If we trip and fall, and someone helps us us, we recognize our frailty.  If someone catches us in an unkind moment, and offers us tochecha, compassionate rebuke, we are reminded of our imperfection.  If we, are given a gift or a kind word, we remember that kindness, well it feels good.

From a psychological perspective, gratitude, and the absence of gratitude is all about trust:  Robert Solomon writes in The Psychology of Gratitude,

The neglect of gratitude is, in itself interesting...We do not like to think of ourselves as indebted.  We would rather see our good fortunes as our own doing...Like the emotions of trust, in invokes an admission of our vulnerability and our dependence on other people.  Thus gratitude lies at the very heart of ethics.  It is more basic perhaps, than even duty or obligation. (“Forward in Robert Solomon's Psychology of Gratitude”)

Of course Judaism is filled with expressions of gratitude.  From the 19 blessing of the Amidah, thanking God for life, for sustenance for our ancestors, to the simple brachot of foods and natural wonders, we are never left with a void of blessings.  According to our tradition, thankfulness should literally fill our days, from the moment we awake, until we go asleep at night.  

On Rosh Hashanah we say in our liturgy “Hayom Harat Olam” – on this day the world is born. What an incredible concept!  Our entire life has been leading up to this moment--everything we experience, all that we did right, and all of the regrets.  Hold on, but don’t hold on too much--because today the world was born, and we can start fresh again. So take the time to look back and to reflect. What has led you here to be here in this place today? What are the memories and experiences that you continue to hold sacred? Who are the people who have guided you on your journey? And what will you do to turn these memories into action?

Hayom Harat Olam.  Today the world was born.  No matter where you have been, no matter what you think may lie ahead--all that we have is right here.  Hakarat ha Tov, we can give thanks for the good, and live with hope for a better future.

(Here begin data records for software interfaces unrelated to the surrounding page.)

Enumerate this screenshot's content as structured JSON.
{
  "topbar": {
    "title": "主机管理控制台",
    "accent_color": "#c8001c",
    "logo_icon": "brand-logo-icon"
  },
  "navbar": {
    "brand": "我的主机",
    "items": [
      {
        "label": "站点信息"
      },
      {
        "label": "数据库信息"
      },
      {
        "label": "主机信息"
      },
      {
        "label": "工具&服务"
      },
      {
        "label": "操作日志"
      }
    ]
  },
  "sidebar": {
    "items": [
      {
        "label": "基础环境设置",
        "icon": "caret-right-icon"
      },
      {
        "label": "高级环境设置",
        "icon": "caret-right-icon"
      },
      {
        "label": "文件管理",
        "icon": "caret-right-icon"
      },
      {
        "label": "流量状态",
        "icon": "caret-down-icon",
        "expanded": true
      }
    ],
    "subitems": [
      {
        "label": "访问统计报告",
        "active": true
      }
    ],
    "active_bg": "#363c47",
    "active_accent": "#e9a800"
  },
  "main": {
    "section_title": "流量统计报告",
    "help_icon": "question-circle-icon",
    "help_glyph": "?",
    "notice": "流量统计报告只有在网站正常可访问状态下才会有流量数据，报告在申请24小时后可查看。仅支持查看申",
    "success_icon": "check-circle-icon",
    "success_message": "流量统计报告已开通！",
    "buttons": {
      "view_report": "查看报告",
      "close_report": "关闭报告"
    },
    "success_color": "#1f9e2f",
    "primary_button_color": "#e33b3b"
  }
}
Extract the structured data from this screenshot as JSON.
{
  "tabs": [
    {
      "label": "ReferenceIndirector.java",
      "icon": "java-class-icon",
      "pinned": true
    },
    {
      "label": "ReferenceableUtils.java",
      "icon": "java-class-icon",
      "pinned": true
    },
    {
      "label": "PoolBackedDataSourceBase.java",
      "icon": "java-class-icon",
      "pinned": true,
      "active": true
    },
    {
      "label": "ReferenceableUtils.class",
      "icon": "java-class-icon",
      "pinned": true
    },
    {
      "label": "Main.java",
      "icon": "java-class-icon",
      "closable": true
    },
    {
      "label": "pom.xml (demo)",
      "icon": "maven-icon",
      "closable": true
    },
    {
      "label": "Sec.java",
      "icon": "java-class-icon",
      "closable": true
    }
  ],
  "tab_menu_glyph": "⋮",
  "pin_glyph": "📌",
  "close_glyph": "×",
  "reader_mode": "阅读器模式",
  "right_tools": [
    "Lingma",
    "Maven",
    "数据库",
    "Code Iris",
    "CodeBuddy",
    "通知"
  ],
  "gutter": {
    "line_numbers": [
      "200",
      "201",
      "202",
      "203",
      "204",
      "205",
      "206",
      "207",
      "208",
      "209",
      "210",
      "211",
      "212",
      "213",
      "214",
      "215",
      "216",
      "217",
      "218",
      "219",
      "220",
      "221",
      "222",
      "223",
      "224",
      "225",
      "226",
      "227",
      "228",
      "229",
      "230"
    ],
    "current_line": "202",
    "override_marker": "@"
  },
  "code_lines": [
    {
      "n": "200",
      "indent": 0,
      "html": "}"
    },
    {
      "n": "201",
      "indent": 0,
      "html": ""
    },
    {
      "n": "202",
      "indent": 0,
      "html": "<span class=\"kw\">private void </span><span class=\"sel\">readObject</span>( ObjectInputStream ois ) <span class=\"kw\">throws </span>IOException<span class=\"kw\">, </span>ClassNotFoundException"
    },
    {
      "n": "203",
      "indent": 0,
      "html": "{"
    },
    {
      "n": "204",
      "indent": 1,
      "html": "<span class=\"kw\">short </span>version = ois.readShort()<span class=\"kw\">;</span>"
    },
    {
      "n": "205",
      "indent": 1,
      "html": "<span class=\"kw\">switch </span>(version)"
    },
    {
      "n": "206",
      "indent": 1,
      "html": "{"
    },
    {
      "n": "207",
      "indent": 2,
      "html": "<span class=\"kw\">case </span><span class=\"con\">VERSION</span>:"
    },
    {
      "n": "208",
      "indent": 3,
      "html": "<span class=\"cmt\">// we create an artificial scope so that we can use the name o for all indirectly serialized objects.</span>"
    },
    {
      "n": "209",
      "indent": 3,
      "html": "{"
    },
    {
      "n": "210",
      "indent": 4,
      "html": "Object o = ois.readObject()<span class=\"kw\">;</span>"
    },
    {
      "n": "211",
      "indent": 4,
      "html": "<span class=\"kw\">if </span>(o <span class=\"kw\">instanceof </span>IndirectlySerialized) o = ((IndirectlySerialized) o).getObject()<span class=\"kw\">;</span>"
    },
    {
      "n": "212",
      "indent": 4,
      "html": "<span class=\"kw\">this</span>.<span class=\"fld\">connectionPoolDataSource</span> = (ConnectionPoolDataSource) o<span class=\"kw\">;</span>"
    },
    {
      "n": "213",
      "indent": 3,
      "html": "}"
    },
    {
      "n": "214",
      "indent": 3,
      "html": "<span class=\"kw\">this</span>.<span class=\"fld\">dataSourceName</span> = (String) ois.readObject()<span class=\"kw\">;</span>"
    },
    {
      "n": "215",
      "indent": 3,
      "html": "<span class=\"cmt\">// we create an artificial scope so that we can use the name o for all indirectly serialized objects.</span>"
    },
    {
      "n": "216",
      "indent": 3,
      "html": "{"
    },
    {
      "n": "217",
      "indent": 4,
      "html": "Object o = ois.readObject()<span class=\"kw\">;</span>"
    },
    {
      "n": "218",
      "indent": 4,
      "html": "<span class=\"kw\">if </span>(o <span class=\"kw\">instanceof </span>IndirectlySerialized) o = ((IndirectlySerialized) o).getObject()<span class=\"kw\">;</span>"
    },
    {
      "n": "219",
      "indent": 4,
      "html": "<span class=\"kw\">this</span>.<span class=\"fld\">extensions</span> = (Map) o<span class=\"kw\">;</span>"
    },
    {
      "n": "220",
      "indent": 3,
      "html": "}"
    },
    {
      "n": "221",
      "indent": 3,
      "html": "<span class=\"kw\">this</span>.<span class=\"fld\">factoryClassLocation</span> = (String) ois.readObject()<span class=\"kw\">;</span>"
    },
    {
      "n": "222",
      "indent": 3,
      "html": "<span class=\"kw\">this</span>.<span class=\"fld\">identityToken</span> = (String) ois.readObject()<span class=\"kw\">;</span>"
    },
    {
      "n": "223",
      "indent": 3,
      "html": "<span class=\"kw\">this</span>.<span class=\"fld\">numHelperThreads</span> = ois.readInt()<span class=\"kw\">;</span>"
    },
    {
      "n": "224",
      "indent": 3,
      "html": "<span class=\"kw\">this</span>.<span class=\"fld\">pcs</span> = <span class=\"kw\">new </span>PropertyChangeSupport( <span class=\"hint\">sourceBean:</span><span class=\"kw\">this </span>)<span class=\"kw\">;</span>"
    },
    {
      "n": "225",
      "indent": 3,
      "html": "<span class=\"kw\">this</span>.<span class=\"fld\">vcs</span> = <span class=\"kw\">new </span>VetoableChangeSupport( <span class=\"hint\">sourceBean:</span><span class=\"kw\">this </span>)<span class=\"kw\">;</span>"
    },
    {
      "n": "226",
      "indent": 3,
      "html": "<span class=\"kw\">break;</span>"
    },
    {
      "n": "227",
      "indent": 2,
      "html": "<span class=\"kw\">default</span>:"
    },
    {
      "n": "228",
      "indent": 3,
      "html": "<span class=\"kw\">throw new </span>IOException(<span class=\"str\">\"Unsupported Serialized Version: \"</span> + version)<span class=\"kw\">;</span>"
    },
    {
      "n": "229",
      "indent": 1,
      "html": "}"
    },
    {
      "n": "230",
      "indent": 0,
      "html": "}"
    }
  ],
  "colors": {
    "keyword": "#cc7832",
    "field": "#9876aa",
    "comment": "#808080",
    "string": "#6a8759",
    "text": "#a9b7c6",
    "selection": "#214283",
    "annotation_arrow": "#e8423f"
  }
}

You know what I love most about these holidays truly is seeing all of you.  Not only is each and every one of you a beautiful person, but by being together, by doing this, we have no choice but to remember that we are not doing it alone.  Each of us with our own complicated stories, our pains and joys, sitting with gratitude and sitting with hope, experiencing this among so many others, our community.  We are truly held up by each other.   

We are living in tough times.  Some days it feels like the world is falling apart.  Corrupt politicians, deadly hurricanes, endless wars and sickness--it can be tiring just to open up the paper.  But today, on this New Year we can fight back against this new reality, and can agree to live life differently.  We can, we need, to affirm our hope and and our will to move ahead, to not just survive, but truly live with a commitment to each moment, and to each other.  

Rabbi Jonathan Sacks, the former Chief rabbi of Britain, put it well.  He once wrote: “To be a Jew, is to be an agent of hope in a world serially threatened by despair. Every ritual, every mitzvah, every syllable of  the Jewish story, every element of Jewish law, is a protest against escapism, resignation, or the blind acceptance of fate.  Judaism is a sustained struggle, the greatest ever known, against the world that is, in the name of the world that could be, should be, but is not yet.”

Faith, gratitude, compassion, commitment, hope.  Emunah means that we matter.  That others matter.  That what we do, what we say, and every bit of help we can offer to others and to our broken world, matters.  Every act of Teshuva of turning, does make a difference in ways that we can never imagine.  

And in the end, a faith in God, the process, Godliness, a faith in ourselves, is necessarily the most simple truth, beyond words, beyond language and definitions, it is a faith that we will always have each other.  And maybe that is faith enough.

Read Rabbi Boris's Sermons From 5777:   Where are We Going?


Thu, November 14 2019 16 Cheshvan 5780